▶ WORK REQUIRED:
Look through the entries below, please, and copy every line with the word "Extra".

Start of AVAILABLE DATA

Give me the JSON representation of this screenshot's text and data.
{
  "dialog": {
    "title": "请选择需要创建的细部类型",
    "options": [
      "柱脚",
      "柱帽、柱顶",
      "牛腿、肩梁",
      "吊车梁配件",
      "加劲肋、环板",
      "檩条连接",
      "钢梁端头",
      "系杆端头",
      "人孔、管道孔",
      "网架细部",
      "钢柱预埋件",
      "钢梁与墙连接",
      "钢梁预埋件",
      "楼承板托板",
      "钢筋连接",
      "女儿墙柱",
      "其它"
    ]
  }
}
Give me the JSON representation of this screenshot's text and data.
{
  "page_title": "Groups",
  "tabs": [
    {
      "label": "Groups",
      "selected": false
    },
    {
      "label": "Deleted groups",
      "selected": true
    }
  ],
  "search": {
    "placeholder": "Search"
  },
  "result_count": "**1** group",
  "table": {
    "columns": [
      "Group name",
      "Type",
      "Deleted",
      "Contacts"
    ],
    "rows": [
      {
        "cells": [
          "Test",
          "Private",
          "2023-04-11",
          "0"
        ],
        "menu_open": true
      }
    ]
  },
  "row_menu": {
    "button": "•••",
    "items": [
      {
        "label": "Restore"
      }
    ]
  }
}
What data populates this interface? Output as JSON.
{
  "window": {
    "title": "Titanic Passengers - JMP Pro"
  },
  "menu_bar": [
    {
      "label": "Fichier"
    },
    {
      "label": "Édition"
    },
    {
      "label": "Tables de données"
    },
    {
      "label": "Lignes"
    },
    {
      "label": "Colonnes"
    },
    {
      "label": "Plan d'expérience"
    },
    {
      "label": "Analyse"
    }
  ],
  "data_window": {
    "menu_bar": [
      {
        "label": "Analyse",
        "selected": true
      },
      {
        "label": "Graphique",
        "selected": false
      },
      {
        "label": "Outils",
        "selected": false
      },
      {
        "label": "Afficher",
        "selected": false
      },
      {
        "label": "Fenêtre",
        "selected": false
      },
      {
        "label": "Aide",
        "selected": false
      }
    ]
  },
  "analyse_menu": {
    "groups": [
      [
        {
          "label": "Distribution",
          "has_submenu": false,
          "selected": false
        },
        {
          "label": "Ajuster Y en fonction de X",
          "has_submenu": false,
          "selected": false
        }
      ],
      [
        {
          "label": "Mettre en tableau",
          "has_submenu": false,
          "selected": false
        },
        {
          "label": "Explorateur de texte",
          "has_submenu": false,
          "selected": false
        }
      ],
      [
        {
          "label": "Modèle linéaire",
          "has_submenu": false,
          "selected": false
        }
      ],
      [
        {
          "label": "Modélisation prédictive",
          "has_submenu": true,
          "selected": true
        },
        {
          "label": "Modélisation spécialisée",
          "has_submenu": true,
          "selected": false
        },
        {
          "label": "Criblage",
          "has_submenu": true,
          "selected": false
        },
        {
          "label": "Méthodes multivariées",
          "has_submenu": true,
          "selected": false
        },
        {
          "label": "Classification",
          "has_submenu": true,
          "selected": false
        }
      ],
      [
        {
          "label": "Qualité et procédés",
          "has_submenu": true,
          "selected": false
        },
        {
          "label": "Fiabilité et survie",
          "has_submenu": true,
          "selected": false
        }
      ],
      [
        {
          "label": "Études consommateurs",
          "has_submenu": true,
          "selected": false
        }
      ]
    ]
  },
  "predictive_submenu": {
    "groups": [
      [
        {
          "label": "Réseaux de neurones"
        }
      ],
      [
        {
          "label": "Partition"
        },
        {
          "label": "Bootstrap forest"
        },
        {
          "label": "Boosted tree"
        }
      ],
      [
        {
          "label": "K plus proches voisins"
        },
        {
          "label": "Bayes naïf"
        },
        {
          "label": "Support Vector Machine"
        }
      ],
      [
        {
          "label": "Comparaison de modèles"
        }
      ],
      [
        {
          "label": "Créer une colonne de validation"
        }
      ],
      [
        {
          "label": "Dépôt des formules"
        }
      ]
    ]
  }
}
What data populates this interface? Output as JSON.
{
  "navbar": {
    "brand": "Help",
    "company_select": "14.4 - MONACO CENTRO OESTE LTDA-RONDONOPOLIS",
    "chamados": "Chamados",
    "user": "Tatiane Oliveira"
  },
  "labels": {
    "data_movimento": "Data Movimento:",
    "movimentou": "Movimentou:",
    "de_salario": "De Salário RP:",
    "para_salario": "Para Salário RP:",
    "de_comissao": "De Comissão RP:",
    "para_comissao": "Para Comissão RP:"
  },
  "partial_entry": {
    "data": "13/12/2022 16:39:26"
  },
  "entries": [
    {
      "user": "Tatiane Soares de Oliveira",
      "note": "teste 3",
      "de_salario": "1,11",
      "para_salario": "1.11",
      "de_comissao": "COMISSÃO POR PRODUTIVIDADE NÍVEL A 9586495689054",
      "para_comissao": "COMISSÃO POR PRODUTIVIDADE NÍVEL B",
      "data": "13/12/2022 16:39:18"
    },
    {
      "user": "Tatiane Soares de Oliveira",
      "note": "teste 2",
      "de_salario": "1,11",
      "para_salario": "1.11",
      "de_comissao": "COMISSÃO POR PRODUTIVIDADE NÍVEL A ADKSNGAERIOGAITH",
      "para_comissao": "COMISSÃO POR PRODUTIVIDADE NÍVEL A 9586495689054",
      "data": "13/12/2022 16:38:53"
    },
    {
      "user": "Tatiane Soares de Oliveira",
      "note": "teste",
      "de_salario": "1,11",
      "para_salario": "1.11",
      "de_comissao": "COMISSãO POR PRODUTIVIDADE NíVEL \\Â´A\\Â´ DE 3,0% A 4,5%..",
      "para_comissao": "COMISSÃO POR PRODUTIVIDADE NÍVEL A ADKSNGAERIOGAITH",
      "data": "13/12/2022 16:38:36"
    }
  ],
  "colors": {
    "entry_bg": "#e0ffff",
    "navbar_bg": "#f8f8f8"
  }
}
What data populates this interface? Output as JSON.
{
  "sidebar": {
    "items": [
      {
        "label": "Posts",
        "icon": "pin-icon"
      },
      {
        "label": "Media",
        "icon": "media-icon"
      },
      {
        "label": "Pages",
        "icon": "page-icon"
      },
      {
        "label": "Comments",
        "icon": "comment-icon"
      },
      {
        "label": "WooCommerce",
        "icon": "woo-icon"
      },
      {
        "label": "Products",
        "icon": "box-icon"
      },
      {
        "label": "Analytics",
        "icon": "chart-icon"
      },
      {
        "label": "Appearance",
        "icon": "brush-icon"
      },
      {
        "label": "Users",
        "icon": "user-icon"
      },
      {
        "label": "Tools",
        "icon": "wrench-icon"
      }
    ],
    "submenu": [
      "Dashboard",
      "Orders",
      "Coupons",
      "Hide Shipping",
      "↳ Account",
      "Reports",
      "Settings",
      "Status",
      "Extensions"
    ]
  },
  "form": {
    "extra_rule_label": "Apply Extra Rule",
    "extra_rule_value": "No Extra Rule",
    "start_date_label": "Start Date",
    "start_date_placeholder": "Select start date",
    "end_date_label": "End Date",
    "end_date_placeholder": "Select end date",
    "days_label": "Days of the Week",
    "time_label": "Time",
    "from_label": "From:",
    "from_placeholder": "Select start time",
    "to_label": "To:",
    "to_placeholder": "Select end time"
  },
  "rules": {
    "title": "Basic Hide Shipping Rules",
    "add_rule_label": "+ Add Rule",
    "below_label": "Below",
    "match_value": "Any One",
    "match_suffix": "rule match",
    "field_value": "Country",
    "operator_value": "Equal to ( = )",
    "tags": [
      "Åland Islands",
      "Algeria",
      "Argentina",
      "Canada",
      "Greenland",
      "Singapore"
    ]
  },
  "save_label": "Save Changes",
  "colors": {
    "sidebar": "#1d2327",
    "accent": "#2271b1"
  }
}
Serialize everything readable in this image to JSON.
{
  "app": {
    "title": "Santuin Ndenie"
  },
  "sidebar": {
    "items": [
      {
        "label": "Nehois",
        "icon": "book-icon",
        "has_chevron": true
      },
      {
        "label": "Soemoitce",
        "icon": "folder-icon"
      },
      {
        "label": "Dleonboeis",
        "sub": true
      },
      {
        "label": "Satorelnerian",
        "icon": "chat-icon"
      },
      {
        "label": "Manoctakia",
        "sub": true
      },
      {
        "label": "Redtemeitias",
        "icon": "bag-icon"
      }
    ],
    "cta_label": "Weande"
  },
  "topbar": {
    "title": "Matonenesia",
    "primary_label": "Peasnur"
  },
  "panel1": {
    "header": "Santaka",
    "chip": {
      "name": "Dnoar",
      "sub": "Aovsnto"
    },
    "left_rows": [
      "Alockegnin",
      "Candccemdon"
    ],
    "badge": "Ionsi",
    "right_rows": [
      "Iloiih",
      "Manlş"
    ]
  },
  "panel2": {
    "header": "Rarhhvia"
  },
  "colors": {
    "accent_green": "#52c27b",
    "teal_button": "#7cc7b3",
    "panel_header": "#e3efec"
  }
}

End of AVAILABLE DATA

▶ TASK RESULT:
    "extra_rule_label": "Apply Extra Rule",
    "extra_rule_value": "No Extra Rule",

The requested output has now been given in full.